Last week we covered the changes taking place in the Twittersphere, but Twitter is not the only social media giant to be experiencing modifications.
Instagram is getting a makeover, and it is sure to have a serious impact on marketers.
In a move far less controversial than the icon switch, Instagram is posed to deliver what marketers have been hoping for in future usage of the app: analytics.
Instagram announced earlier in the year that it would be adding business profiles (similar to Facebook Pages). Owners of these business profiles will now have access to valuable data. Whereas presently one can only measure success on the app based on follows, likes and comments, these analytics will tell more about who one’s followers are, when they’re online, and how many people have viewed any particular post. (source)
Let’s take a deeper look.
A.k.a. follower demographics analytics. Instagram will give businesses a breakdown of the age, gender and location of their followers. Charts of gender ratios, age ranges, and top location lists will be available under follower analytics.
Got a national or international audience? You’ll finally be able to plan posts according to the different times your audience will be awake and scrolling. A “Follow Activity” module will let you know when, hourly or daily, your posts are most likely to be viewed, making scheduling posts easier and more efficient.
The “How Many”
Similarly to Facebook Insights, the “Insights” section in Instagram analytics will show data not only on the number of times people have seen your posts (or impressions), but also the reach of your posts (number of accounts to have seen your posts), and amount of website clicks (number of accounts to have used the link in your bio).
Instagram will also sort your “top posts” for each data category. Here, for example, are the top posts under the “impressions” category for a 7-day period on Makaia’s account:
After looking through your top posts, you could then take an existing post that has shown success and, after adding a CTA, promote it–with or without the help of Instagram’s targeting–turning that popular post into an ad.

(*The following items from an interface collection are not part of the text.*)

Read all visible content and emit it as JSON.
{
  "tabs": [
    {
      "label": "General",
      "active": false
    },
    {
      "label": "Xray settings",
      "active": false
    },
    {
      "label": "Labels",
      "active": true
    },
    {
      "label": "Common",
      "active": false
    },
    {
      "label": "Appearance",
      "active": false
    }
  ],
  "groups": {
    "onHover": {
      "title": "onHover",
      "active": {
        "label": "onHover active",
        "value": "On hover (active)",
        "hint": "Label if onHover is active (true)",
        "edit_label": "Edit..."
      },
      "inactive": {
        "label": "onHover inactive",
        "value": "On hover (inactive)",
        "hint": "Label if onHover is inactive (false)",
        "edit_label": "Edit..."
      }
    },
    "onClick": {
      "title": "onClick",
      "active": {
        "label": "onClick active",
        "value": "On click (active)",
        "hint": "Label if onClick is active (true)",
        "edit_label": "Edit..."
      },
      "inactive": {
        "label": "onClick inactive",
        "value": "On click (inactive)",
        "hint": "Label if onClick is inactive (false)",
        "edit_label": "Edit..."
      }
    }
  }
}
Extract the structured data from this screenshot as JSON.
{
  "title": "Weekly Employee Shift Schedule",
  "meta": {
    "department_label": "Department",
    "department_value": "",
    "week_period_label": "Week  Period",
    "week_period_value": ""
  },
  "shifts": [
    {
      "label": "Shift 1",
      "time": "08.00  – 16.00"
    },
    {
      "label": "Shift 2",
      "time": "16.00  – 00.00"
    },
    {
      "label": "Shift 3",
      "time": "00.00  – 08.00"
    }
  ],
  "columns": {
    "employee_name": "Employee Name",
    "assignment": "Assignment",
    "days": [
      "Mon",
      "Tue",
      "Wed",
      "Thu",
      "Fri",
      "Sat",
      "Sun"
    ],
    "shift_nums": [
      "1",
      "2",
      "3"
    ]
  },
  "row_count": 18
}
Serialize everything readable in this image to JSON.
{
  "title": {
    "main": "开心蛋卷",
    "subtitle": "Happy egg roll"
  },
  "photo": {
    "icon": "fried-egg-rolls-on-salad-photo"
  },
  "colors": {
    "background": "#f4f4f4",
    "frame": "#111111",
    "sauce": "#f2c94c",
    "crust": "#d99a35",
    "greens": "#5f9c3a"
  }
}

As it turns out, analytics may not even be the end of it.
According to Elliott Murray, head of innovation at The Social Chain, Instagram’s code has four hidden features which have not yet been put to use and may well be activated in the future. Those four features are (laid out as Boolean variables set to true or false):
This variable could make it possible to boost posts in order to improve visibility.
Similarly to what Twitter and YouTube already provide, this variable could make it so that regular accounts, not just business accounts, will be privy to detailed analytics.
This variable could likely give “certain types of accounts access to detailed data such as reach, impressions, views, engagement rate, comments and more along those lines” (source).
This variable could crack down on business profiles masquerading as personal Instagram accounts. Instagram may be able to force regular accounts to make the switch.
What It Could All Mean
With all of these biz-positive changes to the app, it’s worth mentioning that Instagram’s recent algorithm change may have turned the aforementioned additions into a lifeline for businesses on Instagram.
This is in reference to Instagram’s feed no longer being chronological. Its algorithm will now work to display posts that it deems you will want to see the most, such as posts by close friends and family, or bands you love. And let’s just say that not everybody is all that happy about it.
Could it be that with this change, organic impressions will no longer be possible for companies on Instagram? Perhaps the ability to promote posts will soon be the only way to get any kind of audience.
Still, it’s looking like Instagram is really cracking down on serious blind spots marketers have been putting up with. The new data will give accounts the information they need to improve their strategy and potentially raise conversions. Either way, you know we’ll be covering the situation when business profiles become available in the coming months.
What do you guys think about these changes? What, in your opinion, do they mean for the future of Instagram and social media marketing in general? Leave your comments below.